(Dataset items)

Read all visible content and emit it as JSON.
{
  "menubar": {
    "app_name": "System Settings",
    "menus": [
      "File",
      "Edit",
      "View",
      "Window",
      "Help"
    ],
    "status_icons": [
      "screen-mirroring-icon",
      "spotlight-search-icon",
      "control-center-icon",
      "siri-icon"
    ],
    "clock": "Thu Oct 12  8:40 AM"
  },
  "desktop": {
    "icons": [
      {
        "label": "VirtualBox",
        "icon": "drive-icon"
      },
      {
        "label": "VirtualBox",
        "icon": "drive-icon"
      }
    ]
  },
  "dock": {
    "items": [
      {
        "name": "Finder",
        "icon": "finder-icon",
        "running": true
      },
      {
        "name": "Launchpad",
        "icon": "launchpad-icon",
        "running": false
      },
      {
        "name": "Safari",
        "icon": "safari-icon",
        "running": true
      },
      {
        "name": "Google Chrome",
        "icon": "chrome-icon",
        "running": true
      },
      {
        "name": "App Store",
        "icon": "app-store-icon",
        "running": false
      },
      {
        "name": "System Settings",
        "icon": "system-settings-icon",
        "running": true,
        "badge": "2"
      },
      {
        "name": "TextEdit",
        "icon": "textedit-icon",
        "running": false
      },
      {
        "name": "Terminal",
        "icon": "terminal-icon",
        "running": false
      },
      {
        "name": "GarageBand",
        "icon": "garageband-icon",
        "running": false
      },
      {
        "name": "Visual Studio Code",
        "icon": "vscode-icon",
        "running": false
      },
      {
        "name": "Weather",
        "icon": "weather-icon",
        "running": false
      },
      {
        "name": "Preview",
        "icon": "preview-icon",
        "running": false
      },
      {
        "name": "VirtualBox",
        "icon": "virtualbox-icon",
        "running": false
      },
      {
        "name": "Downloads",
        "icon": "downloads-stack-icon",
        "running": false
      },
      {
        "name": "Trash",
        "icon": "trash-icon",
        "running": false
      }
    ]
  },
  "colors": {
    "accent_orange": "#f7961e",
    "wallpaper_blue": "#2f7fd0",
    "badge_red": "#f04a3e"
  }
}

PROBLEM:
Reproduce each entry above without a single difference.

FINISHED EXERCISE:
Read all visible content and emit it as JSON.
{
  "menubar": {
    "app_name": "System Settings",
    "menus": [
      "File",
      "Edit",
      "View",
      "Window",
      "Help"
    ],
    "status_icons": [
      "screen-mirroring-icon",
      "spotlight-search-icon",
      "control-center-icon",
      "siri-icon"
    ],
    "clock": "Thu Oct 12  8:40 AM"
  },
  "desktop": {
    "icons": [
      {
        "label": "VirtualBox",
        "icon": "drive-icon"
      },
      {
        "label": "VirtualBox",
        "icon": "drive-icon"
      }
    ]
  },
  "dock": {
    "items": [
      {
        "name": "Finder",
        "icon": "finder-icon",
        "running": true
      },
      {
        "name": "Launchpad",
        "icon": "launchpad-icon",
        "running": false
      },
      {
        "name": "Safari",
        "icon": "safari-icon",
        "running": true
      },
      {
        "name": "Google Chrome",
        "icon": "chrome-icon",
        "running": true
      },
      {
        "name": "App Store",
        "icon": "app-store-icon",
        "running": false
      },
      {
        "name": "System Settings",
        "icon": "system-settings-icon",
        "running": true,
        "badge": "2"
      },
      {
        "name": "TextEdit",
        "icon": "textedit-icon",
        "running": false
      },
      {
        "name": "Terminal",
        "icon": "terminal-icon",
        "running": false
      },
      {
        "name": "GarageBand",
        "icon": "garageband-icon",
        "running": false
      },
      {
        "name": "Visual Studio Code",
        "icon": "vscode-icon",
        "running": false
      },
      {
        "name": "Weather",
        "icon": "weather-icon",
        "running": false
      },
      {
        "name": "Preview",
        "icon": "preview-icon",
        "running": false
      },
      {
        "name": "VirtualBox",
        "icon": "virtualbox-icon",
        "running": false
      },
      {
        "name": "Downloads",
        "icon": "downloads-stack-icon",
        "running": false
      },
      {
        "name": "Trash",
        "icon": "trash-icon",
        "running": false
      }
    ]
  },
  "colors": {
    "accent_orange": "#f7961e",
    "wallpaper_blue": "#2f7fd0",
    "badge_red": "#f04a3e"
  }
}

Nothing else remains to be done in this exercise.